[Dataset records]
- Opening Delimiter -

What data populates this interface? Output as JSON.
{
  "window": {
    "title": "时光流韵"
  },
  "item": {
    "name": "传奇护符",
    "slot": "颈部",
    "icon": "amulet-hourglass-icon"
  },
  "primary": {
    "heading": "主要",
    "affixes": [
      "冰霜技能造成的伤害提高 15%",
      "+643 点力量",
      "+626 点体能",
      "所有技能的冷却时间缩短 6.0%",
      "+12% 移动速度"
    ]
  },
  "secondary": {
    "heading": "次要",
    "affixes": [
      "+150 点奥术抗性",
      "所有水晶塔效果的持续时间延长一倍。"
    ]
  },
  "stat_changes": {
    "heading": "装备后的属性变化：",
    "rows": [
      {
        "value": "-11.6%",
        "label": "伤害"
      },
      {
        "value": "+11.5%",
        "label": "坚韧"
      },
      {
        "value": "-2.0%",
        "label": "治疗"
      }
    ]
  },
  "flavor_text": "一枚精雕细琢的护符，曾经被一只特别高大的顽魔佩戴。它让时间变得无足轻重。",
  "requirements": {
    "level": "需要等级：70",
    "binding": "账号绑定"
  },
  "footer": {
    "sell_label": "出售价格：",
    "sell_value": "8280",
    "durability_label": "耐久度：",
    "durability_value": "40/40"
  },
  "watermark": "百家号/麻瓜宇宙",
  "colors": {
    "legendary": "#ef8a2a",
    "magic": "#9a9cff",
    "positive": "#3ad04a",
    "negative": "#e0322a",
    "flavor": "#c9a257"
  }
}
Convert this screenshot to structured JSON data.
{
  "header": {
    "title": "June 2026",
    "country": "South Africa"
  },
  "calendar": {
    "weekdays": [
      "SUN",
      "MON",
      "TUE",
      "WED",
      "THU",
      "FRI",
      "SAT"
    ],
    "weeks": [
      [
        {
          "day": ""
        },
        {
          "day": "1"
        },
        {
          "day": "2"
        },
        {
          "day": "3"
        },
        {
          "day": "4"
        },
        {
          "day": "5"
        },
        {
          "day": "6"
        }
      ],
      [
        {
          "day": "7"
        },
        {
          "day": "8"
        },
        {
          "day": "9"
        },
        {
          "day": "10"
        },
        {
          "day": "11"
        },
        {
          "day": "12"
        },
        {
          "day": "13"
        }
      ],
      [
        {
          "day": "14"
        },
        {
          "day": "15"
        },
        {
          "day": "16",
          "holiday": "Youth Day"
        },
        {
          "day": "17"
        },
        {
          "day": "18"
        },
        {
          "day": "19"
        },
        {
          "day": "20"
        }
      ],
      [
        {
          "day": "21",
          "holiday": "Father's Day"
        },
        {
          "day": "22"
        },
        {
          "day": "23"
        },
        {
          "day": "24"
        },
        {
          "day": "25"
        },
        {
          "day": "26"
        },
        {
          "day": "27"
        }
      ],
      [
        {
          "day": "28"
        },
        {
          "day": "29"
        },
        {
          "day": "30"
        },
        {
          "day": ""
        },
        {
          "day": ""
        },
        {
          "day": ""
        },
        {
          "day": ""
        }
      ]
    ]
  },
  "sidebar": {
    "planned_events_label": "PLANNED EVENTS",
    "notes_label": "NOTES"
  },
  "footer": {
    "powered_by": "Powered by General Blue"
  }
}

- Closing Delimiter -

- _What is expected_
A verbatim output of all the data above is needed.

- _Output for this task_
What data populates this interface? Output as JSON.
{
  "window": {
    "title": "时光流韵"
  },
  "item": {
    "name": "传奇护符",
    "slot": "颈部",
    "icon": "amulet-hourglass-icon"
  },
  "primary": {
    "heading": "主要",
    "affixes": [
      "冰霜技能造成的伤害提高 15%",
      "+643 点力量",
      "+626 点体能",
      "所有技能的冷却时间缩短 6.0%",
      "+12% 移动速度"
    ]
  },
  "secondary": {
    "heading": "次要",
    "affixes": [
      "+150 点奥术抗性",
      "所有水晶塔效果的持续时间延长一倍。"
    ]
  },
  "stat_changes": {
    "heading": "装备后的属性变化：",
    "rows": [
      {
        "value": "-11.6%",
        "label": "伤害"
      },
      {
        "value": "+11.5%",
        "label": "坚韧"
      },
      {
        "value": "-2.0%",
        "label": "治疗"
      }
    ]
  },
  "flavor_text": "一枚精雕细琢的护符，曾经被一只特别高大的顽魔佩戴。它让时间变得无足轻重。",
  "requirements": {
    "level": "需要等级：70",
    "binding": "账号绑定"
  },
  "footer": {
    "sell_label": "出售价格：",
    "sell_value": "8280",
    "durability_label": "耐久度：",
    "durability_value": "40/40"
  },
  "watermark": "百家号/麻瓜宇宙",
  "colors": {
    "legendary": "#ef8a2a",
    "magic": "#9a9cff",
    "positive": "#3ad04a",
    "negative": "#e0322a",
    "flavor": "#c9a257"
  }
}
Convert this screenshot to structured JSON data.
{
  "header": {
    "title": "June 2026",
    "country": "South Africa"
  },
  "calendar": {
    "weekdays": [
      "SUN",
      "MON",
      "TUE",
      "WED",
      "THU",
      "FRI",
      "SAT"
    ],
    "weeks": [
      [
        {
          "day": ""
        },
        {
          "day": "1"
        },
        {
          "day": "2"
        },
        {
          "day": "3"
        },
        {
          "day": "4"
        },
        {
          "day": "5"
        },
        {
          "day": "6"
        }
      ],
      [
        {
          "day": "7"
        },
        {
          "day": "8"
        },
        {
          "day": "9"
        },
        {
          "day": "10"
        },
        {
          "day": "11"
        },
        {
          "day": "12"
        },
        {
          "day": "13"
        }
      ],
      [
        {
          "day": "14"
        },
        {
          "day": "15"
        },
        {
          "day": "16",
          "holiday": "Youth Day"
        },
        {
          "day": "17"
        },
        {
          "day": "18"
        },
        {
          "day": "19"
        },
        {
          "day": "20"
        }
      ],
      [
        {
          "day": "21",
          "holiday": "Father's Day"
        },
        {
          "day": "22"
        },
        {
          "day": "23"
        },
        {
          "day": "24"
        },
        {
          "day": "25"
        },
        {
          "day": "26"
        },
        {
          "day": "27"
        }
      ],
      [
        {
          "day": "28"
        },
        {
          "day": "29"
        },
        {
          "day": "30"
        },
        {
          "day": ""
        },
        {
          "day": ""
        },
        {
          "day": ""
        },
        {
          "day": ""
        }
      ]
    ]
  },
  "sidebar": {
    "planned_events_label": "PLANNED EVENTS",
    "notes_label": "NOTES"
  },
  "footer": {
    "powered_by": "Powered by General Blue"
  }
}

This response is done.